#### Extracted entries
=====
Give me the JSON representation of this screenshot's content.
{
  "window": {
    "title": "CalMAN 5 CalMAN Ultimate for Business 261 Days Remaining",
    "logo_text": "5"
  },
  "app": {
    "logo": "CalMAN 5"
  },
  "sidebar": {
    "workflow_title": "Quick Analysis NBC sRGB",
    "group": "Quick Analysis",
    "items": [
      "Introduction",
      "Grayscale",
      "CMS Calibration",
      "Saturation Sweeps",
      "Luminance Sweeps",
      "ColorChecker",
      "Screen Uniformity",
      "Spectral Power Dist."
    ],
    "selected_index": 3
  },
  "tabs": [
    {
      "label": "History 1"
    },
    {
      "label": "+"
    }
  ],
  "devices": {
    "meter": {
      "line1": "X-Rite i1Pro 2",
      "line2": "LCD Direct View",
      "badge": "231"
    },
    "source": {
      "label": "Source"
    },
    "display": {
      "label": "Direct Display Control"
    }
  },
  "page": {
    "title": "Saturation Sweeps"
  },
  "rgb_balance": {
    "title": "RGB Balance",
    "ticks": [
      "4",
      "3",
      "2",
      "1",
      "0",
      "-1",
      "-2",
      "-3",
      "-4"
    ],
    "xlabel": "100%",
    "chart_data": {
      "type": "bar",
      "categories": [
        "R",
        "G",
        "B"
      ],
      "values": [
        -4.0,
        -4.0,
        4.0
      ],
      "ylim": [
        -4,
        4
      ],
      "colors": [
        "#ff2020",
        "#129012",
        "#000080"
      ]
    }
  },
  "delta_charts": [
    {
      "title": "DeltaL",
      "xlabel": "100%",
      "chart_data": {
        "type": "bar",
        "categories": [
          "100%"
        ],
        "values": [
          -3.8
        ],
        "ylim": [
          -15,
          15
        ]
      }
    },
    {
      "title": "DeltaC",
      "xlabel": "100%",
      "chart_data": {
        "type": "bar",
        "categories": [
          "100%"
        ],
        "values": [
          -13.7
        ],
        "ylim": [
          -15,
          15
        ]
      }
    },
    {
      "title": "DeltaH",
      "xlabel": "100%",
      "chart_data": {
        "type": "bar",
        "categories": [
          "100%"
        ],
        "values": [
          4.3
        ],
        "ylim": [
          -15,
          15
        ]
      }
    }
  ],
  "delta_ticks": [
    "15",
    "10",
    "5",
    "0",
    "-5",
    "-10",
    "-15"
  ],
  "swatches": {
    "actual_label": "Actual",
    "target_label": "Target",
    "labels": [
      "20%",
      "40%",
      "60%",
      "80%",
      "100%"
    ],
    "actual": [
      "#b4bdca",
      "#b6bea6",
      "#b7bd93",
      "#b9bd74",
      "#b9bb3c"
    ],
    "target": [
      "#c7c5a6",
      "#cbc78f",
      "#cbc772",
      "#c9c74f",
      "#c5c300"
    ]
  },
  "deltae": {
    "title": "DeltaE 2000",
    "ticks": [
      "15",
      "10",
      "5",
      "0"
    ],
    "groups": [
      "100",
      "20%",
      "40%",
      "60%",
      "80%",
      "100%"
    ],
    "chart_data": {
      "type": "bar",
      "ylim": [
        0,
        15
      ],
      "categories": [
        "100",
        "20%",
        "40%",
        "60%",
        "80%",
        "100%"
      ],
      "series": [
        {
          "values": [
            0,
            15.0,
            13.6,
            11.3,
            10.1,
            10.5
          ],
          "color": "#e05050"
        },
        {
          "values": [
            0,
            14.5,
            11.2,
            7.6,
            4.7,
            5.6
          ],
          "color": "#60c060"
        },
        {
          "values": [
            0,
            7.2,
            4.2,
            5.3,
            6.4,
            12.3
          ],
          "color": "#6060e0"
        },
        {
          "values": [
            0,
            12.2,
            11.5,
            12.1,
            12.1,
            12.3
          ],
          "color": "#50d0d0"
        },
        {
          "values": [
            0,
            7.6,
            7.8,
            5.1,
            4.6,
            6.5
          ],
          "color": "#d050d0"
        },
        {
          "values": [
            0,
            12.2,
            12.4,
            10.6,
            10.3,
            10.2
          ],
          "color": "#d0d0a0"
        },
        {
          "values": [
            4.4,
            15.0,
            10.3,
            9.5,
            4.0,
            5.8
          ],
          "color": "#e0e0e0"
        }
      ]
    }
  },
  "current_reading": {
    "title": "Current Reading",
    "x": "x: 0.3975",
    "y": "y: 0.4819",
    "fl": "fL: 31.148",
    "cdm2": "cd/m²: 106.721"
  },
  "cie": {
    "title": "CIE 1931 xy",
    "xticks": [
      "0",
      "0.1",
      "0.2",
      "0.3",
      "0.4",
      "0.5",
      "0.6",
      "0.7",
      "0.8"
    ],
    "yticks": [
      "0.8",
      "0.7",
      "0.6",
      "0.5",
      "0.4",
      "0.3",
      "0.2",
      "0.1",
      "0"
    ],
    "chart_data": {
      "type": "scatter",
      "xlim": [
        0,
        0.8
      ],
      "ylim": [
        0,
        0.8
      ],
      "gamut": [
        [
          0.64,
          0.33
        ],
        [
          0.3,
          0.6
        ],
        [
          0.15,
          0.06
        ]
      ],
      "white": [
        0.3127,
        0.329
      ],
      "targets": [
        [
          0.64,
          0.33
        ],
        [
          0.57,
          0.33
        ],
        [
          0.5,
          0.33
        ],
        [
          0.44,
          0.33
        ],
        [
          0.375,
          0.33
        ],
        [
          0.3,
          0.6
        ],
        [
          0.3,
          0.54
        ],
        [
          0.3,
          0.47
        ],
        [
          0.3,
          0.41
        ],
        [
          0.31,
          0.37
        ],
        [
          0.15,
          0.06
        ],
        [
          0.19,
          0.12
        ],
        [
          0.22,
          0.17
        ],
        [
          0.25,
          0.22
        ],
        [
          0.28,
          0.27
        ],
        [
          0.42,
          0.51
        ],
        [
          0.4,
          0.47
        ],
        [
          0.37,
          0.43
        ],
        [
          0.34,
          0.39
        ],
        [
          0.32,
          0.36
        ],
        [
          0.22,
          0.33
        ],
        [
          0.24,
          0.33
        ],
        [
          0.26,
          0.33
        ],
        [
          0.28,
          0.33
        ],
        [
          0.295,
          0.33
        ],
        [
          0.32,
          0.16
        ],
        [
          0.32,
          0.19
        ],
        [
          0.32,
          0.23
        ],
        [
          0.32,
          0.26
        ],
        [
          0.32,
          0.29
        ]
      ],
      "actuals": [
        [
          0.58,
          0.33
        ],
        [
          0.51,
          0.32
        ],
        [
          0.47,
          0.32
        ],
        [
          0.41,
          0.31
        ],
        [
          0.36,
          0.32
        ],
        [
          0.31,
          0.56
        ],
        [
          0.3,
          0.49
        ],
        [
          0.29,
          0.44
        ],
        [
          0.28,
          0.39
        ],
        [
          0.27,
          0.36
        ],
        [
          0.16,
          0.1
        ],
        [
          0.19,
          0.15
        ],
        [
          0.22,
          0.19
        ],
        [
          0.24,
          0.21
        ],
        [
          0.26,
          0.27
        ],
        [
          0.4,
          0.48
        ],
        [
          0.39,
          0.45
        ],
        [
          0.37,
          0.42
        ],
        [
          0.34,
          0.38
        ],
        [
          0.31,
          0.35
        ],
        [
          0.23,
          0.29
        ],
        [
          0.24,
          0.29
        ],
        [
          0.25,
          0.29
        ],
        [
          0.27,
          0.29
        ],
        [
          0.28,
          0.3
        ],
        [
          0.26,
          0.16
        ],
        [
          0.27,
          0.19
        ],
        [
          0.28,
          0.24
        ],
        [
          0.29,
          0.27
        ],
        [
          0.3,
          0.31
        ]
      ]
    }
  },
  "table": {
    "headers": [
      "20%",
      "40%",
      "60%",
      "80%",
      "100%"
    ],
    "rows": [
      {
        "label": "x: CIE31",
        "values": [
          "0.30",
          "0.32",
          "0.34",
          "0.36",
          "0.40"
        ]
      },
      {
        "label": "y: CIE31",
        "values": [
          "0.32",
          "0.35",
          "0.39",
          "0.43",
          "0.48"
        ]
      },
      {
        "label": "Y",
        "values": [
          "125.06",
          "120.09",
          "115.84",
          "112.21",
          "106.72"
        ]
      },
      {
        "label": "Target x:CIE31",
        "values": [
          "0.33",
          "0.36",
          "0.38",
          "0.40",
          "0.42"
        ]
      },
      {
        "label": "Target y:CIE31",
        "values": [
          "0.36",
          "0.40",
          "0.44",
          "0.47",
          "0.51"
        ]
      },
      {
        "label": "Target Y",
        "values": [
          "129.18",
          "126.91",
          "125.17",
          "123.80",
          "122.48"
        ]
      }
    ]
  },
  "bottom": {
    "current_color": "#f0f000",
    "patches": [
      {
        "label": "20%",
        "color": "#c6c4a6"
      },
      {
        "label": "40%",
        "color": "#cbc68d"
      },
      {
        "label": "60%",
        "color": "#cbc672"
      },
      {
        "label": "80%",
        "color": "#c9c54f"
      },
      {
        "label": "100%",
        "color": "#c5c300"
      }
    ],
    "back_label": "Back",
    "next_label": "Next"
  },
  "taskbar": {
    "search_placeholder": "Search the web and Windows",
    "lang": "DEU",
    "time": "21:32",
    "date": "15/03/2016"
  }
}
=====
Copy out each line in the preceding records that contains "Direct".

      "line2": "LCD Direct View",
      "label": "Direct Display Control"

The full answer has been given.